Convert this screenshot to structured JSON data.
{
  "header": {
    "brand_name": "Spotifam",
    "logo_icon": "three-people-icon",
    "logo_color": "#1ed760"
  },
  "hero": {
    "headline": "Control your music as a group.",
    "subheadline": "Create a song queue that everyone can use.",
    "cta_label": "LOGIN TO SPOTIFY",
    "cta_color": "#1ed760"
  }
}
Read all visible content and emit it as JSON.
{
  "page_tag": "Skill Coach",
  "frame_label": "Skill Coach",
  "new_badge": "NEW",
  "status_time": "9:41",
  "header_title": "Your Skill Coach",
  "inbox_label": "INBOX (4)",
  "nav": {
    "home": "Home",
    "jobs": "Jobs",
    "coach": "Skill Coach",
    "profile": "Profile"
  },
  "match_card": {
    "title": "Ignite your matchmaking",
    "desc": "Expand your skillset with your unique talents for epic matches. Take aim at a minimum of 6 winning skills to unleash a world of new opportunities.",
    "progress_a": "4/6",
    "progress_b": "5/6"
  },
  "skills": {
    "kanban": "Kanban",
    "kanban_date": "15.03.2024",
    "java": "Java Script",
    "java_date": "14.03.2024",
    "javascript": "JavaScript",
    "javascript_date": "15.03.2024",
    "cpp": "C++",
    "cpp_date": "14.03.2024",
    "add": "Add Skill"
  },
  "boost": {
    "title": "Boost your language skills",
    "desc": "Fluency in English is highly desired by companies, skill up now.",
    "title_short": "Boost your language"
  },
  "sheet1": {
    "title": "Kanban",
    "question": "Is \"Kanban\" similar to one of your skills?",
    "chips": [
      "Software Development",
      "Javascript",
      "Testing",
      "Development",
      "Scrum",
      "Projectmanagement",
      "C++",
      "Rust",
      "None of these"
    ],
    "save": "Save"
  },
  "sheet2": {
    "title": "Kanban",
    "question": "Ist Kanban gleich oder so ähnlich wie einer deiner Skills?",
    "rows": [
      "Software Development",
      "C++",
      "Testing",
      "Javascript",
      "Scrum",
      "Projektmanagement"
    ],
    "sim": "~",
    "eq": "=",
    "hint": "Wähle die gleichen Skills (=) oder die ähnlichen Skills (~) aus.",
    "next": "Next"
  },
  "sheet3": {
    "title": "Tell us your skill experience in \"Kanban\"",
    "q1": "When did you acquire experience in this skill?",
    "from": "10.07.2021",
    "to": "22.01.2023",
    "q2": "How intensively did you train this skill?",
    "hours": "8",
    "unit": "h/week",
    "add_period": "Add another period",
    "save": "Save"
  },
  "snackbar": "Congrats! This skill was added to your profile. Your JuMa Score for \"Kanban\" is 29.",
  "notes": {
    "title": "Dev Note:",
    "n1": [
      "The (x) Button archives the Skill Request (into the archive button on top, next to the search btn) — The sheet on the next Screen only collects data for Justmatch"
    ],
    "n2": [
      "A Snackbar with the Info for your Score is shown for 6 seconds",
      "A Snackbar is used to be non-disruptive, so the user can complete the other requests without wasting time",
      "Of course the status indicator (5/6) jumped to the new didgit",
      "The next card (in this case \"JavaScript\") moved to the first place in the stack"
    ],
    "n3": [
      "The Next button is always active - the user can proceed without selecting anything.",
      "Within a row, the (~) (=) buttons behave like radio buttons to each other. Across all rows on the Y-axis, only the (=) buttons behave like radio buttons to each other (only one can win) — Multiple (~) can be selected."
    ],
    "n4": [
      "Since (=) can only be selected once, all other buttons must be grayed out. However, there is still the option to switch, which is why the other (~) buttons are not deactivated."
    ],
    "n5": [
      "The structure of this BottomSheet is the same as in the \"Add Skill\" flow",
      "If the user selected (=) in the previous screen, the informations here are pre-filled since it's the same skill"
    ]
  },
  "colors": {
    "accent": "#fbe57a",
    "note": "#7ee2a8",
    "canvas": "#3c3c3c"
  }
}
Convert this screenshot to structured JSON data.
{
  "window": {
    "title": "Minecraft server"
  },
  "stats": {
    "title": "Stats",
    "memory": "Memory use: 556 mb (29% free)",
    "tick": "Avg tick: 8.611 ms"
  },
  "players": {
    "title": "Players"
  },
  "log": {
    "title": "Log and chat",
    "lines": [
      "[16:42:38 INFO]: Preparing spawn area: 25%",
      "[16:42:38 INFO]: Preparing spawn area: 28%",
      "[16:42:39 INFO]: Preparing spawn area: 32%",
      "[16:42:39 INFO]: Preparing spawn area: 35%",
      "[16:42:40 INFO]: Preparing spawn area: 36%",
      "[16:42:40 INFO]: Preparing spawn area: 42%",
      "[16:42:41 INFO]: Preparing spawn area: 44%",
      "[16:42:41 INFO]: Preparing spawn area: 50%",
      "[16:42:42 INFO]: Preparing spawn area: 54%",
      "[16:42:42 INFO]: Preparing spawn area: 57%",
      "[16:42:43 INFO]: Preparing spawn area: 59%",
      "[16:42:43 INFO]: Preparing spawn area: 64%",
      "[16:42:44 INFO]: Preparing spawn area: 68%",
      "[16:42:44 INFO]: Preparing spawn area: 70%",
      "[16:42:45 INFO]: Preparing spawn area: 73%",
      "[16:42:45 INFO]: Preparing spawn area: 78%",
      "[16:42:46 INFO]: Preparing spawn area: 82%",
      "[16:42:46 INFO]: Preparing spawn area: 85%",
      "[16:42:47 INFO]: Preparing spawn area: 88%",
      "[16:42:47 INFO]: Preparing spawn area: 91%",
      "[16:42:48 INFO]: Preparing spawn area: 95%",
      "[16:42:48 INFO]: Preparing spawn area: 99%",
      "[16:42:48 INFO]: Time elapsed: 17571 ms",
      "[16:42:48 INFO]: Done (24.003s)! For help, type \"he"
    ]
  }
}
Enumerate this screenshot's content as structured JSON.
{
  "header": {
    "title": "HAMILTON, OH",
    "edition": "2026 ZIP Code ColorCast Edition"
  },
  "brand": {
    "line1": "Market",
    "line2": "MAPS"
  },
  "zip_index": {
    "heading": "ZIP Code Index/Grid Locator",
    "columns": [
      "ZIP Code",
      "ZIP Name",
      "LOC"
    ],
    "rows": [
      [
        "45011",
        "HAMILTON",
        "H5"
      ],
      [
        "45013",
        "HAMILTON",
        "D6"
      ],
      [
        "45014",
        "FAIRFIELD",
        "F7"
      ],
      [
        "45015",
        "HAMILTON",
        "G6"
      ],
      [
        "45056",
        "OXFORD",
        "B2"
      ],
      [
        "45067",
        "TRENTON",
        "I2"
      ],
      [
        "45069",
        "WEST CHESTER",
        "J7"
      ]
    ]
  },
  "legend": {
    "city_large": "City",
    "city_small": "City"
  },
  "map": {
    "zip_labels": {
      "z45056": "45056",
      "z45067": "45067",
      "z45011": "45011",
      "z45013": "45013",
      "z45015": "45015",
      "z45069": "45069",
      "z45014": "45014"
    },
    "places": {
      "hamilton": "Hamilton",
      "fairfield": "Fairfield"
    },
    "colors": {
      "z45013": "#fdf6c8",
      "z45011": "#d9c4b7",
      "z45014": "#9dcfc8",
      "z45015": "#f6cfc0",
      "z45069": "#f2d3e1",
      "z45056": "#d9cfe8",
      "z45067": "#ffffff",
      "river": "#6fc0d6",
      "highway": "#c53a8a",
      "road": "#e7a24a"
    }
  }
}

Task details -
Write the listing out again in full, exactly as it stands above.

Problem solution -
Convert this screenshot to structured JSON data.
{
  "header": {
    "brand_name": "Spotifam",
    "logo_icon": "three-people-icon",
    "logo_color": "#1ed760"
  },
  "hero": {
    "headline": "Control your music as a group.",
    "subheadline": "Create a song queue that everyone can use.",
    "cta_label": "LOGIN TO SPOTIFY",
    "cta_color": "#1ed760"
  }
}
Read all visible content and emit it as JSON.
{
  "page_tag": "Skill Coach",
  "frame_label": "Skill Coach",
  "new_badge": "NEW",
  "status_time": "9:41",
  "header_title": "Your Skill Coach",
  "inbox_label": "INBOX (4)",
  "nav": {
    "home": "Home",
    "jobs": "Jobs",
    "coach": "Skill Coach",
    "profile": "Profile"
  },
  "match_card": {
    "title": "Ignite your matchmaking",
    "desc": "Expand your skillset with your unique talents for epic matches. Take aim at a minimum of 6 winning skills to unleash a world of new opportunities.",
    "progress_a": "4/6",
    "progress_b": "5/6"
  },
  "skills": {
    "kanban": "Kanban",
    "kanban_date": "15.03.2024",
    "java": "Java Script",
    "java_date": "14.03.2024",
    "javascript": "JavaScript",
    "javascript_date": "15.03.2024",
    "cpp": "C++",
    "cpp_date": "14.03.2024",
    "add": "Add Skill"
  },
  "boost": {
    "title": "Boost your language skills",
    "desc": "Fluency in English is highly desired by companies, skill up now.",
    "title_short": "Boost your language"
  },
  "sheet1": {
    "title": "Kanban",
    "question": "Is \"Kanban\" similar to one of your skills?",
    "chips": [
      "Software Development",
      "Javascript",
      "Testing",
      "Development",
      "Scrum",
      "Projectmanagement",
      "C++",
      "Rust",
      "None of these"
    ],
    "save": "Save"
  },
  "sheet2": {
    "title": "Kanban",
    "question": "Ist Kanban gleich oder so ähnlich wie einer deiner Skills?",
    "rows": [
      "Software Development",
      "C++",
      "Testing",
      "Javascript",
      "Scrum",
      "Projektmanagement"
    ],
    "sim": "~",
    "eq": "=",
    "hint": "Wähle die gleichen Skills (=) oder die ähnlichen Skills (~) aus.",
    "next": "Next"
  },
  "sheet3": {
    "title": "Tell us your skill experience in \"Kanban\"",
    "q1": "When did you acquire experience in this skill?",
    "from": "10.07.2021",
    "to": "22.01.2023",
    "q2": "How intensively did you train this skill?",
    "hours": "8",
    "unit": "h/week",
    "add_period": "Add another period",
    "save": "Save"
  },
  "snackbar": "Congrats! This skill was added to your profile. Your JuMa Score for \"Kanban\" is 29.",
  "notes": {
    "title": "Dev Note:",
    "n1": [
      "The (x) Button archives the Skill Request (into the archive button on top, next to the search btn) — The sheet on the next Screen only collects data for Justmatch"
    ],
    "n2": [
      "A Snackbar with the Info for your Score is shown for 6 seconds",
      "A Snackbar is used to be non-disruptive, so the user can complete the other requests without wasting time",
      "Of course the status indicator (5/6) jumped to the new didgit",
      "The next card (in this case \"JavaScript\") moved to the first place in the stack"
    ],
    "n3": [
      "The Next button is always active - the user can proceed without selecting anything.",
      "Within a row, the (~) (=) buttons behave like radio buttons to each other. Across all rows on the Y-axis, only the (=) buttons behave like radio buttons to each other (only one can win) — Multiple (~) can be selected."
    ],
    "n4": [
      "Since (=) can only be selected once, all other buttons must be grayed out. However, there is still the option to switch, which is why the other (~) buttons are not deactivated."
    ],
    "n5": [
      "The structure of this BottomSheet is the same as in the \"Add Skill\" flow",
      "If the user selected (=) in the previous screen, the informations here are pre-filled since it's the same skill"
    ]
  },
  "colors": {
    "accent": "#fbe57a",
    "note": "#7ee2a8",
    "canvas": "#3c3c3c"
  }
}
Convert this screenshot to structured JSON data.
{
  "window": {
    "title": "Minecraft server"
  },
  "stats": {
    "title": "Stats",
    "memory": "Memory use: 556 mb (29% free)",
    "tick": "Avg tick: 8.611 ms"
  },
  "players": {
    "title": "Players"
  },
  "log": {
    "title": "Log and chat",
    "lines": [
      "[16:42:38 INFO]: Preparing spawn area: 25%",
      "[16:42:38 INFO]: Preparing spawn area: 28%",
      "[16:42:39 INFO]: Preparing spawn area: 32%",
      "[16:42:39 INFO]: Preparing spawn area: 35%",
      "[16:42:40 INFO]: Preparing spawn area: 36%",
      "[16:42:40 INFO]: Preparing spawn area: 42%",
      "[16:42:41 INFO]: Preparing spawn area: 44%",
      "[16:42:41 INFO]: Preparing spawn area: 50%",
      "[16:42:42 INFO]: Preparing spawn area: 54%",
      "[16:42:42 INFO]: Preparing spawn area: 57%",
      "[16:42:43 INFO]: Preparing spawn area: 59%",
      "[16:42:43 INFO]: Preparing spawn area: 64%",
      "[16:42:44 INFO]: Preparing spawn area: 68%",
      "[16:42:44 INFO]: Preparing spawn area: 70%",
      "[16:42:45 INFO]: Preparing spawn area: 73%",
      "[16:42:45 INFO]: Preparing spawn area: 78%",
      "[16:42:46 INFO]: Preparing spawn area: 82%",
      "[16:42:46 INFO]: Preparing spawn area: 85%",
      "[16:42:47 INFO]: Preparing spawn area: 88%",
      "[16:42:47 INFO]: Preparing spawn area: 91%",
      "[16:42:48 INFO]: Preparing spawn area: 95%",
      "[16:42:48 INFO]: Preparing spawn area: 99%",
      "[16:42:48 INFO]: Time elapsed: 17571 ms",
      "[16:42:48 INFO]: Done (24.003s)! For help, type \"he"
    ]
  }
}
Enumerate this screenshot's content as structured JSON.
{
  "header": {
    "title": "HAMILTON, OH",
    "edition": "2026 ZIP Code ColorCast Edition"
  },
  "brand": {
    "line1": "Market",
    "line2": "MAPS"
  },
  "zip_index": {
    "heading": "ZIP Code Index/Grid Locator",
    "columns": [
      "ZIP Code",
      "ZIP Name",
      "LOC"
    ],
    "rows": [
      [
        "45011",
        "HAMILTON",
        "H5"
      ],
      [
        "45013",
        "HAMILTON",
        "D6"
      ],
      [
        "45014",
        "FAIRFIELD",
        "F7"
      ],
      [
        "45015",
        "HAMILTON",
        "G6"
      ],
      [
        "45056",
        "OXFORD",
        "B2"
      ],
      [
        "45067",
        "TRENTON",
        "I2"
      ],
      [
        "45069",
        "WEST CHESTER",
        "J7"
      ]
    ]
  },
  "legend": {
    "city_large": "City",
    "city_small": "City"
  },
  "map": {
    "zip_labels": {
      "z45056": "45056",
      "z45067": "45067",
      "z45011": "45011",
      "z45013": "45013",
      "z45015": "45015",
      "z45069": "45069",
      "z45014": "45014"
    },
    "places": {
      "hamilton": "Hamilton",
      "fairfield": "Fairfield"
    },
    "colors": {
      "z45013": "#fdf6c8",
      "z45011": "#d9c4b7",
      "z45014": "#9dcfc8",
      "z45015": "#f6cfc0",
      "z45069": "#f2d3e1",
      "z45056": "#d9cfe8",
      "z45067": "#ffffff",
      "river": "#6fc0d6",
      "highway": "#c53a8a",
      "road": "#e7a24a"
    }
  }
}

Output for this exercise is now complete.